• What to produce:
Please look for the string "name" below and report every line in which it occurs.

(Items from an interface collection)
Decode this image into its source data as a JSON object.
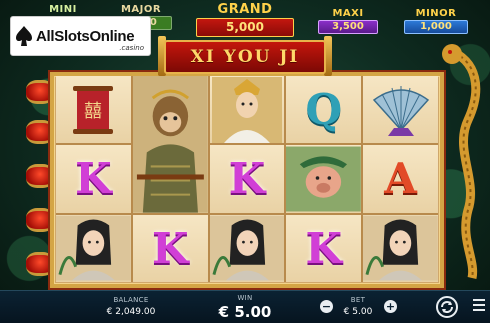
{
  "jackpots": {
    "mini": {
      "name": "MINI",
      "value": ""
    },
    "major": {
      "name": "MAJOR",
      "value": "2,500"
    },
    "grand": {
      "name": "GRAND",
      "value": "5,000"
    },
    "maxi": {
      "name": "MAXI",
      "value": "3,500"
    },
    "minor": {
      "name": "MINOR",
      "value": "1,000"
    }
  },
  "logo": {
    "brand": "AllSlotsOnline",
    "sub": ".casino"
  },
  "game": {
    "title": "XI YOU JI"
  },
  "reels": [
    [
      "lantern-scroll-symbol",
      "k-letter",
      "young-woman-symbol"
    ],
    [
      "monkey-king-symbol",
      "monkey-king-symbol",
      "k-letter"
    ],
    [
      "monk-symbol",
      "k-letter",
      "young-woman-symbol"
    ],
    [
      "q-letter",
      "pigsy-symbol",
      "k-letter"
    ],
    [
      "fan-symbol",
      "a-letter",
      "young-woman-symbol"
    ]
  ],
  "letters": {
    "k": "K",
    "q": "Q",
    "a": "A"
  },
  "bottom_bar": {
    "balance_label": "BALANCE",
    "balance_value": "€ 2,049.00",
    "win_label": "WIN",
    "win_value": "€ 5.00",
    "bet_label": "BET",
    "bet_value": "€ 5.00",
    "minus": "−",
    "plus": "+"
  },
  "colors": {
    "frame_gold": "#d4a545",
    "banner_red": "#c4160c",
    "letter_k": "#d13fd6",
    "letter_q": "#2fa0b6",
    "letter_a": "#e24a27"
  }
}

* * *

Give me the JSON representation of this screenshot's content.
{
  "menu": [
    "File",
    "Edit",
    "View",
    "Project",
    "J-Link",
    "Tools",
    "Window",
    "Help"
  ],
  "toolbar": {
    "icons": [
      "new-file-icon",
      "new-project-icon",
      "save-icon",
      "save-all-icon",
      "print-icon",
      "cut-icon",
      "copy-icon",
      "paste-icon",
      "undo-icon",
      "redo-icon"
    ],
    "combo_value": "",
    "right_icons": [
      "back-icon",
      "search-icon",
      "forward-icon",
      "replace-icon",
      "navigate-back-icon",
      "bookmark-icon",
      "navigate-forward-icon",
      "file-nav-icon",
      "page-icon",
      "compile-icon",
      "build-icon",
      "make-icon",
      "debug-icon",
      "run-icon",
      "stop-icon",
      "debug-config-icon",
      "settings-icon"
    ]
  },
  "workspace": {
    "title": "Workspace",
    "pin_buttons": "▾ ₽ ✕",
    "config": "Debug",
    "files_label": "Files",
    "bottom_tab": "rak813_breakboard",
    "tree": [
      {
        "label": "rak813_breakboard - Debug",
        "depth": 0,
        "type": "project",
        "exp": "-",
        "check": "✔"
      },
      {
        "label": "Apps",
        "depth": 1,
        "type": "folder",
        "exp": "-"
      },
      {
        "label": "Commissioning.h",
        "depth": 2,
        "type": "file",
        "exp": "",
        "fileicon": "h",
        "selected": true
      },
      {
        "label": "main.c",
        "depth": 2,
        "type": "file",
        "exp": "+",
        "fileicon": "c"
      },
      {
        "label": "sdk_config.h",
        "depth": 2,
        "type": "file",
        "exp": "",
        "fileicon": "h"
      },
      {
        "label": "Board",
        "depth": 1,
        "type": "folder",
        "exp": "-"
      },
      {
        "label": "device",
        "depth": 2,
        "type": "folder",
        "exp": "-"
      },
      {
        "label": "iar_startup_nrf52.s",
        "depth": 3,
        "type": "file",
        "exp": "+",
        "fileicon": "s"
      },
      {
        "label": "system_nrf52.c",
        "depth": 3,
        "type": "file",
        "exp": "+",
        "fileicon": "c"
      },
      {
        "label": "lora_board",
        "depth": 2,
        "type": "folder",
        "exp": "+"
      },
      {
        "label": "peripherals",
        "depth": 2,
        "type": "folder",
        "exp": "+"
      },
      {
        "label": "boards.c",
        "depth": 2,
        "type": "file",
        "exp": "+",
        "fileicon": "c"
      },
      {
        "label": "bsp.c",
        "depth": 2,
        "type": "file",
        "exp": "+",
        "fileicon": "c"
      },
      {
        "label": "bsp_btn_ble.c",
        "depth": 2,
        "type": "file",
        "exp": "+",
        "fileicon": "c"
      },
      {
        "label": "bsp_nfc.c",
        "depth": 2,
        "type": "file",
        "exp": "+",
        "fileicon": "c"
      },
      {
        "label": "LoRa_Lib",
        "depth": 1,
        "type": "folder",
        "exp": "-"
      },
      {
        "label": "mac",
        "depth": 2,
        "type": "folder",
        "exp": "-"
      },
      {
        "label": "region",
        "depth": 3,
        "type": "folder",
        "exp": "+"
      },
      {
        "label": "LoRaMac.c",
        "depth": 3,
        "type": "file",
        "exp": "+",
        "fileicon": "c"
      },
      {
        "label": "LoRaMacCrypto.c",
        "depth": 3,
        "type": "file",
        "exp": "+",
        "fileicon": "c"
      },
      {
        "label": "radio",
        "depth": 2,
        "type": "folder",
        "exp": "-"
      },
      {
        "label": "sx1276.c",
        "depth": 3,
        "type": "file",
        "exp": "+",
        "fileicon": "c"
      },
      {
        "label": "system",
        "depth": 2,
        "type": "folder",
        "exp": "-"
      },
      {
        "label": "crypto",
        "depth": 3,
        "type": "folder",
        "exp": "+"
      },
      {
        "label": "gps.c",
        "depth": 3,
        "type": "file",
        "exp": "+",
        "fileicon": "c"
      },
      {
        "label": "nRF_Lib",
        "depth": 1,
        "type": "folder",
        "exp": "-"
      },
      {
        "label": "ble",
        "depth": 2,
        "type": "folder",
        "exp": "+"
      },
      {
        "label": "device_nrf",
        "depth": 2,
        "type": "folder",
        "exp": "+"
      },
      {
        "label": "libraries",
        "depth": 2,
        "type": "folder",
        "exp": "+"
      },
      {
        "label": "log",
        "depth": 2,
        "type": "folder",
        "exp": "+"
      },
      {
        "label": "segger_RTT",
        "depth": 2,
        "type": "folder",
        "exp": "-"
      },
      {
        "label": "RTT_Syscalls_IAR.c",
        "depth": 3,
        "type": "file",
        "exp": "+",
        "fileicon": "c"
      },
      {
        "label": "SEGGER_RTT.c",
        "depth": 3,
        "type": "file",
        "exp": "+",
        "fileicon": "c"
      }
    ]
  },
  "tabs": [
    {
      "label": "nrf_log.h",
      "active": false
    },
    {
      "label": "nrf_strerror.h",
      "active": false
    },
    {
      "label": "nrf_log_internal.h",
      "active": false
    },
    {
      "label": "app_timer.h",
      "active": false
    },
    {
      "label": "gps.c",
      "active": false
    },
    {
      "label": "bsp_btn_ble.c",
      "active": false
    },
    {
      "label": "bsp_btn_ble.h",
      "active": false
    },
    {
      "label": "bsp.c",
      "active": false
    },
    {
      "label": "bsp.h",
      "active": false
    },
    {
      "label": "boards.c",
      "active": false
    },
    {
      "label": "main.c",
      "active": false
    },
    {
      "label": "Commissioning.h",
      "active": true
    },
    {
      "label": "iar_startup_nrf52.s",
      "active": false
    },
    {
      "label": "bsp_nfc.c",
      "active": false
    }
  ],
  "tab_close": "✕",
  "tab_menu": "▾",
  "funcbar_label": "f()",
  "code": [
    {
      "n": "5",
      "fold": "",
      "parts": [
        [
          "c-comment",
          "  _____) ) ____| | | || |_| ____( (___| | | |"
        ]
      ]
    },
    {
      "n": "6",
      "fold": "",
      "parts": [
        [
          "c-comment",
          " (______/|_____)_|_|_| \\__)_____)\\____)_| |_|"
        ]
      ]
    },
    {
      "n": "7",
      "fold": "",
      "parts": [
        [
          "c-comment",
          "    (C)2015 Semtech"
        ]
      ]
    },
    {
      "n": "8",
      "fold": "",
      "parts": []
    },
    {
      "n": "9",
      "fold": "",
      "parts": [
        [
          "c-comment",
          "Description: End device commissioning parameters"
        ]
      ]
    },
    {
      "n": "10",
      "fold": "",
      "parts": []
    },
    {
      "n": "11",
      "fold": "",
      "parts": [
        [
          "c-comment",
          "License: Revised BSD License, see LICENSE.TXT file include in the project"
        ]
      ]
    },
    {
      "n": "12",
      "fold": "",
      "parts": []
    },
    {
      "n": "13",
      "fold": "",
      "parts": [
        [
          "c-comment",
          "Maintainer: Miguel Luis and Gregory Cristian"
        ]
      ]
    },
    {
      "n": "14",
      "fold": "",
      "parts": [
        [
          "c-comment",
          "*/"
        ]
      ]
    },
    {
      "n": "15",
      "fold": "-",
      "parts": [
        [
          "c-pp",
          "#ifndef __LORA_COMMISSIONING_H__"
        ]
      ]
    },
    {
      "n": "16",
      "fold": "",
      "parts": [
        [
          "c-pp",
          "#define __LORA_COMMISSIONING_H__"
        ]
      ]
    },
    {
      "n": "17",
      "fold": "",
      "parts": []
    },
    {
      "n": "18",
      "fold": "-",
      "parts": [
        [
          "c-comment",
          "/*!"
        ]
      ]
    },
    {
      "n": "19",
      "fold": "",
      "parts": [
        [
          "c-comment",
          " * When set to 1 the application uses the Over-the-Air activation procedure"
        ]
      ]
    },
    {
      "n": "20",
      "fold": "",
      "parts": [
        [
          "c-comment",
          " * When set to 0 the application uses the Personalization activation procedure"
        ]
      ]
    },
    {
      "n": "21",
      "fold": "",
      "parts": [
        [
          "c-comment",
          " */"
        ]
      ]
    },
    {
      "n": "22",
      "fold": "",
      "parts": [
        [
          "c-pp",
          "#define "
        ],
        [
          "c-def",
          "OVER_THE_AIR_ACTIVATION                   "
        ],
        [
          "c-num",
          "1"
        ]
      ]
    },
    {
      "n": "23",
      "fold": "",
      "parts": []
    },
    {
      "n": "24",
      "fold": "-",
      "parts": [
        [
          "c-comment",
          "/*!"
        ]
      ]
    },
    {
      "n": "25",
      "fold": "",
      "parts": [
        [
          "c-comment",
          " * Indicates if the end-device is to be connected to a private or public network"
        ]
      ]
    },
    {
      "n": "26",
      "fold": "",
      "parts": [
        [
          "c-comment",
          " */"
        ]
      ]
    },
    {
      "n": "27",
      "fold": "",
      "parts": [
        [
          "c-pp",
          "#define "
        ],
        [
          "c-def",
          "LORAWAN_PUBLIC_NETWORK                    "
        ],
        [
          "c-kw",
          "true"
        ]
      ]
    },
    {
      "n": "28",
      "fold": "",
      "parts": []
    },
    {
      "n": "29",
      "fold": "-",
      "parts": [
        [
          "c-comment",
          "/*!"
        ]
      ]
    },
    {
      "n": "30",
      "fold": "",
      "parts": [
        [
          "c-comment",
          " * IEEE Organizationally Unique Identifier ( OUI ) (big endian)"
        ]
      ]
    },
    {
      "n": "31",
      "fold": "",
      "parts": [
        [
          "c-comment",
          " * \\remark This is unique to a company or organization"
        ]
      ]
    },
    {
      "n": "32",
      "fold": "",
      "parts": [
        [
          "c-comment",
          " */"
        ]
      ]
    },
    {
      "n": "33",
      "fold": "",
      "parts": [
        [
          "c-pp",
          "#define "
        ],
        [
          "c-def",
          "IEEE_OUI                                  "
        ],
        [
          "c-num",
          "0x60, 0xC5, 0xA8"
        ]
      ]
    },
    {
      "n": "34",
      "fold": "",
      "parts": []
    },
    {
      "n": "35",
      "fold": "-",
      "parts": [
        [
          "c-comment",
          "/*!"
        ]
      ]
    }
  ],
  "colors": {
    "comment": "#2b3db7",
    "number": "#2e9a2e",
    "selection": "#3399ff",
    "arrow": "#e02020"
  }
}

• Task answer:
      "name": "MINI",
      "name": "MAJOR",
      "name": "GRAND",
      "name": "MAXI",
      "name": "MINOR",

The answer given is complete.